What the exercise asks
Whenever a line in the records below holds the string "JSON", copy it out.

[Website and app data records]
--------------------
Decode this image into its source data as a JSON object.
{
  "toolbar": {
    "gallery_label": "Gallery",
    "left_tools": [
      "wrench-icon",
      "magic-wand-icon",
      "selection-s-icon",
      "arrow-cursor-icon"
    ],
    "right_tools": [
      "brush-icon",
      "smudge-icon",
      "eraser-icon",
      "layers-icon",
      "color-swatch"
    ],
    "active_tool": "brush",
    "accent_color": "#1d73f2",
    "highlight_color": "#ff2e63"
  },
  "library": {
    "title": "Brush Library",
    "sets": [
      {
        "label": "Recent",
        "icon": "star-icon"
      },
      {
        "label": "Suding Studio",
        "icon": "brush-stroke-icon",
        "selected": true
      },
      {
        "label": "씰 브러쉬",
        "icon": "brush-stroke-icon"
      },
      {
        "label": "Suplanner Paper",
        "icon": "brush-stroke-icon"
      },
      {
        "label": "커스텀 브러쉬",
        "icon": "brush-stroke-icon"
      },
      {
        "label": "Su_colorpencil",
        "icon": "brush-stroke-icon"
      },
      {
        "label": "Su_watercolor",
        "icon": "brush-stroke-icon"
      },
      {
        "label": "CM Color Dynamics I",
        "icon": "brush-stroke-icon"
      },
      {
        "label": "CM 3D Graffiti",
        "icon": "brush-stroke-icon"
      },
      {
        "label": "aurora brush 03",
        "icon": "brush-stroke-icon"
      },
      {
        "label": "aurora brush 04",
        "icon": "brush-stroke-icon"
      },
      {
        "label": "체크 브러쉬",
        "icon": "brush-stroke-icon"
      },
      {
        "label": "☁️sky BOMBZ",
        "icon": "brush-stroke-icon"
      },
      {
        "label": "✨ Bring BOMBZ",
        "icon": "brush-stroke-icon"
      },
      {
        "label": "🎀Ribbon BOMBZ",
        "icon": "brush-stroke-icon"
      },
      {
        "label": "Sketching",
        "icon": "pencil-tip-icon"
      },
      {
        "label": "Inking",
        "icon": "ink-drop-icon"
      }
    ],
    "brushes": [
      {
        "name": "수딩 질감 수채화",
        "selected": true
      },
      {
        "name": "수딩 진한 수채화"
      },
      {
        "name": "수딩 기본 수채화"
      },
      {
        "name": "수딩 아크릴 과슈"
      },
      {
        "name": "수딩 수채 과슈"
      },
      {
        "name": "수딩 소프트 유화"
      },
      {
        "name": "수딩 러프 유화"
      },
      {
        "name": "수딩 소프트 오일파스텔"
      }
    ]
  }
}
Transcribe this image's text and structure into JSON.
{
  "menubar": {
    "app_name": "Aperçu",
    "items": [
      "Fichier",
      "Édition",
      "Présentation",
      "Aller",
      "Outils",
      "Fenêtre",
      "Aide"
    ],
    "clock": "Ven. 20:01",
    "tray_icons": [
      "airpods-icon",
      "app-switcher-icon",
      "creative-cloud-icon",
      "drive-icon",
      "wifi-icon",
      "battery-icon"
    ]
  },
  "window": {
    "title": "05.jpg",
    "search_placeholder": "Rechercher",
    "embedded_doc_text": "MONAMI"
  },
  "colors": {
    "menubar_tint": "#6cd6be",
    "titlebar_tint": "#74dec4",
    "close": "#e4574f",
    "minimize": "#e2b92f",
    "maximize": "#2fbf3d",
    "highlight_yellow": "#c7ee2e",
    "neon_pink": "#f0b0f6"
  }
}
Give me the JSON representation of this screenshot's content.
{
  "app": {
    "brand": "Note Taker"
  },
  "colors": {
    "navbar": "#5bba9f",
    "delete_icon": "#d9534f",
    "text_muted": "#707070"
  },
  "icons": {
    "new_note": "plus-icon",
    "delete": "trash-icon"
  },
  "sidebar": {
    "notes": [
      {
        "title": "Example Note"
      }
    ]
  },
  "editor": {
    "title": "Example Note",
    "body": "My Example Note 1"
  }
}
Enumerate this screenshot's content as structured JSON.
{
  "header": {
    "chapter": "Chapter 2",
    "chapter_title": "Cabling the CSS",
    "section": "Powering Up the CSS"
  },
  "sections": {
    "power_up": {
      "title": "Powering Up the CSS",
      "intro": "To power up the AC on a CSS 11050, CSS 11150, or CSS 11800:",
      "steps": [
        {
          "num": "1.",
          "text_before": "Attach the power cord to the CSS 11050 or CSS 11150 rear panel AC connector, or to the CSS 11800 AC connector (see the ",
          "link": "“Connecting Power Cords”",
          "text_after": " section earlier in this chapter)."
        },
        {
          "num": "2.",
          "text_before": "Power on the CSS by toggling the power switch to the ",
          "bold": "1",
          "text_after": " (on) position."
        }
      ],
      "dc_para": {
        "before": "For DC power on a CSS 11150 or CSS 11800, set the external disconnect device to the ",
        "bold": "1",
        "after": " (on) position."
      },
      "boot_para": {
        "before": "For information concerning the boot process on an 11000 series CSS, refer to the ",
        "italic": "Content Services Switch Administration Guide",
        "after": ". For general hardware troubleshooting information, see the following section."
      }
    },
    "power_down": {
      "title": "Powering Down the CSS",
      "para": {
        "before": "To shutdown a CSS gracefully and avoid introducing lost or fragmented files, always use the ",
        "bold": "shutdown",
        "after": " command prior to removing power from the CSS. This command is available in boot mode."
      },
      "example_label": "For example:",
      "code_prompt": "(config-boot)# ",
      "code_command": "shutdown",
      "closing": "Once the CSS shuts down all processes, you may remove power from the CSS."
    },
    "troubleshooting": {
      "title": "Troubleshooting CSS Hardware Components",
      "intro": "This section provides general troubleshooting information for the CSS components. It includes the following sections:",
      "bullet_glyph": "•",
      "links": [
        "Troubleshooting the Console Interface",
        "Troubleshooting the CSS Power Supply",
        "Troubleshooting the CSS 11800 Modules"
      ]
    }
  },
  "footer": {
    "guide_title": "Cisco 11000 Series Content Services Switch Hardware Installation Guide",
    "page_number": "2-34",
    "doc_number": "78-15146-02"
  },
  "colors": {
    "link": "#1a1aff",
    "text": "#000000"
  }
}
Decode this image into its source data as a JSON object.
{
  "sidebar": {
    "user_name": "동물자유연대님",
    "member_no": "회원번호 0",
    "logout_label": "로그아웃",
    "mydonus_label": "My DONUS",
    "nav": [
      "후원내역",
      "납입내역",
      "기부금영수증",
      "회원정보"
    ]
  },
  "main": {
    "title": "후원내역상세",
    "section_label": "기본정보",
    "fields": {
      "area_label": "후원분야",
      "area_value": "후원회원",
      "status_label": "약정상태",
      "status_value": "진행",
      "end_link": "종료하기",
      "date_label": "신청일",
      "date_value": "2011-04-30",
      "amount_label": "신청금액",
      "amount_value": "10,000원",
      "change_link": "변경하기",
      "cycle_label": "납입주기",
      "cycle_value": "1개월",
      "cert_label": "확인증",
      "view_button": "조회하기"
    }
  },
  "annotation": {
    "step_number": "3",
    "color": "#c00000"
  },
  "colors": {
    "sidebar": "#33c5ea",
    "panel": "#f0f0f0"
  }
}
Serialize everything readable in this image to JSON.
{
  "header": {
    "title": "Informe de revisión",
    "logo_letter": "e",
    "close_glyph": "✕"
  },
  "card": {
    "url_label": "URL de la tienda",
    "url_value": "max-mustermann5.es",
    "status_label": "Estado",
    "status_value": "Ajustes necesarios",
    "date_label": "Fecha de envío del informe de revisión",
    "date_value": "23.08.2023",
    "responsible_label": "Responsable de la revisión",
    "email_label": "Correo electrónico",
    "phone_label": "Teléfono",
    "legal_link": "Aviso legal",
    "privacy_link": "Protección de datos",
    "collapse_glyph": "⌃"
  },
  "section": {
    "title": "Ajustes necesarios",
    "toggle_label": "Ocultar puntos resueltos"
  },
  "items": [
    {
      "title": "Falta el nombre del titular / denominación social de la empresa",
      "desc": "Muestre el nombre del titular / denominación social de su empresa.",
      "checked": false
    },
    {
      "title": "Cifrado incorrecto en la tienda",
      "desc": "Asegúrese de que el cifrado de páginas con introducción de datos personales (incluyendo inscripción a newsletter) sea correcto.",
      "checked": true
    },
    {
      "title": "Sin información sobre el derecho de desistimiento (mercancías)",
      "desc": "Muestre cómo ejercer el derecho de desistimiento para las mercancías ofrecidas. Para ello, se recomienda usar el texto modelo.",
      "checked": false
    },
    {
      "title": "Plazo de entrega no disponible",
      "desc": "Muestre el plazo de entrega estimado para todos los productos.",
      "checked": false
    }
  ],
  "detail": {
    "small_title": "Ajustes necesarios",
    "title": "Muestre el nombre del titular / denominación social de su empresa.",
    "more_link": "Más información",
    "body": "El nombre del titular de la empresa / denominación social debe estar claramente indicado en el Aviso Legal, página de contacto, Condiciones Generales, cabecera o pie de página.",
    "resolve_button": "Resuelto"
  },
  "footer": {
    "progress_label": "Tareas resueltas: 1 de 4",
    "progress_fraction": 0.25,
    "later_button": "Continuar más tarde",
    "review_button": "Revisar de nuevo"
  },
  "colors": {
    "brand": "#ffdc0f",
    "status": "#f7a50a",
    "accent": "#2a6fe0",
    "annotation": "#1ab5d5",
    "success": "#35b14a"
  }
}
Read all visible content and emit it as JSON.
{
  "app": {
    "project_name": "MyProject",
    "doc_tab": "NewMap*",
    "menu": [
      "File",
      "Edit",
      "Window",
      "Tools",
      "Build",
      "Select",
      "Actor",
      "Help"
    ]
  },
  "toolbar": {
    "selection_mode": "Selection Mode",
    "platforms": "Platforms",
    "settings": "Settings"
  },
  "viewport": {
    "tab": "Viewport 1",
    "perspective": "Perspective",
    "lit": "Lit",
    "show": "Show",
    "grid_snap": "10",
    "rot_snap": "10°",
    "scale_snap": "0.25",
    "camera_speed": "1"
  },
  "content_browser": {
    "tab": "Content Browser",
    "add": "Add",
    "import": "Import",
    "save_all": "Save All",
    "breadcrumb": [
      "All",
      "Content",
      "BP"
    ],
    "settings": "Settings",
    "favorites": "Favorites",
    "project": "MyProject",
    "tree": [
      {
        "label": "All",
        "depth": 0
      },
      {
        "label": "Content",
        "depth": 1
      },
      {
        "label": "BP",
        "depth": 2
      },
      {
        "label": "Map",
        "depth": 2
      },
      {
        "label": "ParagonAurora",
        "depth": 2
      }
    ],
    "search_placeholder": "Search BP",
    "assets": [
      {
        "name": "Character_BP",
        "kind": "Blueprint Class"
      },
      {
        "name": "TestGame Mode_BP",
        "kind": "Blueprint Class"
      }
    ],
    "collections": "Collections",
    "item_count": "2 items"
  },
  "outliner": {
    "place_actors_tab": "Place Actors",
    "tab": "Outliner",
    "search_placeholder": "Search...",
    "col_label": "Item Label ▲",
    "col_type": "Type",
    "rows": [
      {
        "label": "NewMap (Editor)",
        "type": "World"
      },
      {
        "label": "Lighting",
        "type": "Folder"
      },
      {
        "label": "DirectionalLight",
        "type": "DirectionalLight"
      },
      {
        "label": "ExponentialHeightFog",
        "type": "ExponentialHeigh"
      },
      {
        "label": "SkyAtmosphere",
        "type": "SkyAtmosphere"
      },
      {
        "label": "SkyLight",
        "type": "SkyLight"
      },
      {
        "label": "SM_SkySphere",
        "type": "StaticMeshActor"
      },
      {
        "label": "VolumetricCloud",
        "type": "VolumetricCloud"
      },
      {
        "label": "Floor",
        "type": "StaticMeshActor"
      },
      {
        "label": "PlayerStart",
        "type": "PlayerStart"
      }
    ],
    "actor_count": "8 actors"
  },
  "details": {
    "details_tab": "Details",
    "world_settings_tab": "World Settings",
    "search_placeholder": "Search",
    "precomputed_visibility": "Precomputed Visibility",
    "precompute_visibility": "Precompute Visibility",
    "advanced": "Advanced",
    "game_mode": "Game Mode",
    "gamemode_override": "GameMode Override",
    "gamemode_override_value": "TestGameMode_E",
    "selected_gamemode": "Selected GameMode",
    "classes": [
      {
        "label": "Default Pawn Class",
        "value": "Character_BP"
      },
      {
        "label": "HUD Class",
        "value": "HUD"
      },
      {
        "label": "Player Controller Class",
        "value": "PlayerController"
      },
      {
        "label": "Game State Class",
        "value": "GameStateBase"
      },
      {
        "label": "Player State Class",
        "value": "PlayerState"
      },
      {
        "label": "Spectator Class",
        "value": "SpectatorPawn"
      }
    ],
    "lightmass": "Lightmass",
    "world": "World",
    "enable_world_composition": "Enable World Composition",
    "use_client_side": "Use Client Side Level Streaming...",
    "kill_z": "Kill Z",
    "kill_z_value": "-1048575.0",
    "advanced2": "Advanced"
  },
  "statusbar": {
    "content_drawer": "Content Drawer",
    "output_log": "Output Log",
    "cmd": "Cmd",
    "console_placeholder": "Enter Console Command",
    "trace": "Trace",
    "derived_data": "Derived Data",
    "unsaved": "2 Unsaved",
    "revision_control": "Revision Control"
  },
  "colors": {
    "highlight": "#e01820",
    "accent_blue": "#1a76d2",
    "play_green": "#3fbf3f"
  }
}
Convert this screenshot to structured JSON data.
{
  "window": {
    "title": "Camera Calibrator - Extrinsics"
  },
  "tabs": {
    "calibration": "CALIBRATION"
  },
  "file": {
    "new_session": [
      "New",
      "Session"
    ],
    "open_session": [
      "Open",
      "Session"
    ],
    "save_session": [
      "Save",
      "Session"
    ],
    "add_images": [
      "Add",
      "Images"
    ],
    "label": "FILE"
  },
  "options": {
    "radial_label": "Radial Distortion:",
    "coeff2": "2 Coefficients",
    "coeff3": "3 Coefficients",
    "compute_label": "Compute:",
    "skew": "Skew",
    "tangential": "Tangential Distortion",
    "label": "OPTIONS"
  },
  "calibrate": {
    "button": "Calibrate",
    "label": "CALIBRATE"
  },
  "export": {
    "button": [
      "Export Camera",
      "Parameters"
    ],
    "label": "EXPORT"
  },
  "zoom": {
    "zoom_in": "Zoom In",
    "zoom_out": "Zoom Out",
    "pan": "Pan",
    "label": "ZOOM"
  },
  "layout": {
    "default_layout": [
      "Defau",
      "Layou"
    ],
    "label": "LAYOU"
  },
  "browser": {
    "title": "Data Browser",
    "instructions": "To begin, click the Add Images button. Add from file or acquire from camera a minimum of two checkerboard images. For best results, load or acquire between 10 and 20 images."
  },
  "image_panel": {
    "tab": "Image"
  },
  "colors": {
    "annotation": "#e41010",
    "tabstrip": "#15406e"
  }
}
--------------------
Answer for the task
Decode this image into its source data as a JSON object.
Transcribe this image's text and structure into JSON.
Give me the JSON representation of this screenshot's content.
Enumerate this screenshot's content as structured JSON.
Decode this image into its source data as a JSON object.
Serialize everything readable in this image to JSON.
Read all visible content and emit it as JSON.
Convert this screenshot to structured JSON data.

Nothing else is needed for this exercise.